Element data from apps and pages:

-*-*-

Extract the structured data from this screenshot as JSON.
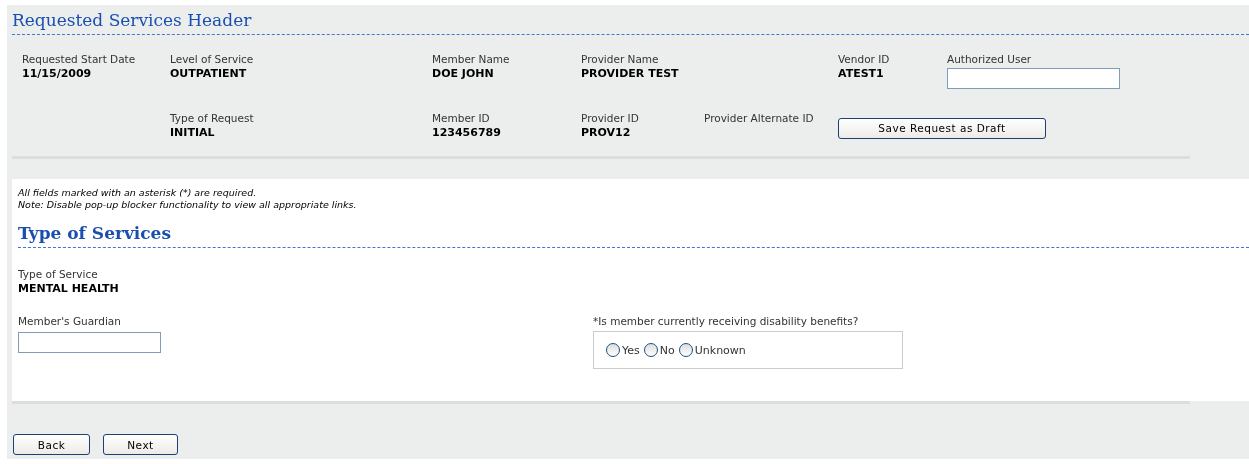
{
  "header": {
    "title": "Requested Services Header",
    "fields": [
      {
        "label": "Requested Start Date",
        "value": "11/15/2009",
        "kind": "text"
      },
      {
        "label": "Level of Service",
        "value": "OUTPATIENT",
        "kind": "text"
      },
      {
        "label": "Member Name",
        "value": "DOE JOHN",
        "kind": "text"
      },
      {
        "label": "Provider Name",
        "value": "PROVIDER TEST",
        "kind": "text"
      },
      {
        "label": "Vendor ID",
        "value": "ATEST1",
        "kind": "text"
      },
      {
        "label": "Authorized User",
        "kind": "input"
      },
      {
        "label": "Type of Request",
        "value": "INITIAL",
        "kind": "text"
      },
      {
        "label": "Member ID",
        "value": "123456789",
        "kind": "text"
      },
      {
        "label": "Provider ID",
        "value": "PROV12",
        "kind": "text"
      },
      {
        "label": "Provider Alternate ID",
        "kind": "text"
      }
    ],
    "save_button": "Save Request as Draft"
  },
  "notes": [
    "All fields marked with an asterisk (*) are required.",
    "Note: Disable pop-up blocker functionality to view all appropriate links."
  ],
  "services": {
    "title": "Type of Services",
    "type_label": "Type of Service",
    "type_value": "MENTAL HEALTH",
    "guardian_label": "Member's Guardian",
    "question": "*Is member currently receiving disability benefits?",
    "options": [
      {
        "label": "Yes",
        "selected": false
      },
      {
        "label": "No",
        "selected": false
      },
      {
        "label": "Unknown",
        "selected": false
      }
    ]
  },
  "buttons": [
    "Back",
    "Next"
  ]
}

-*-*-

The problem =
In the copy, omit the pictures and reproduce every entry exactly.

Written answer =
Extract the structured data from this screenshot as JSON.
{
  "header": {
    "title": "Requested Services Header",
    "fields": [
      {
        "label": "Requested Start Date",
        "value": "11/15/2009",
        "kind": "text"
      },
      {
        "label": "Level of Service",
        "value": "OUTPATIENT",
        "kind": "text"
      },
      {
        "label": "Member Name",
        "value": "DOE JOHN",
        "kind": "text"
      },
      {
        "label": "Provider Name",
        "value": "PROVIDER TEST",
        "kind": "text"
      },
      {
        "label": "Vendor ID",
        "value": "ATEST1",
        "kind": "text"
      },
      {
        "label": "Authorized User",
        "kind": "input"
      },
      {
        "label": "Type of Request",
        "value": "INITIAL",
        "kind": "text"
      },
      {
        "label": "Member ID",
        "value": "123456789",
        "kind": "text"
      },
      {
        "label": "Provider ID",
        "value": "PROV12",
        "kind": "text"
      },
      {
        "label": "Provider Alternate ID",
        "kind": "text"
      }
    ],
    "save_button": "Save Request as Draft"
  },
  "notes": [
    "All fields marked with an asterisk (*) are required.",
    "Note: Disable pop-up blocker functionality to view all appropriate links."
  ],
  "services": {
    "title": "Type of Services",
    "type_label": "Type of Service",
    "type_value": "MENTAL HEALTH",
    "guardian_label": "Member's Guardian",
    "question": "*Is member currently receiving disability benefits?",
    "options": [
      {
        "label": "Yes",
        "selected": false
      },
      {
        "label": "No",
        "selected": false
      },
      {
        "label": "Unknown",
        "selected": false
      }
    ]
  },
  "buttons": [
    "Back",
    "Next"
  ]
}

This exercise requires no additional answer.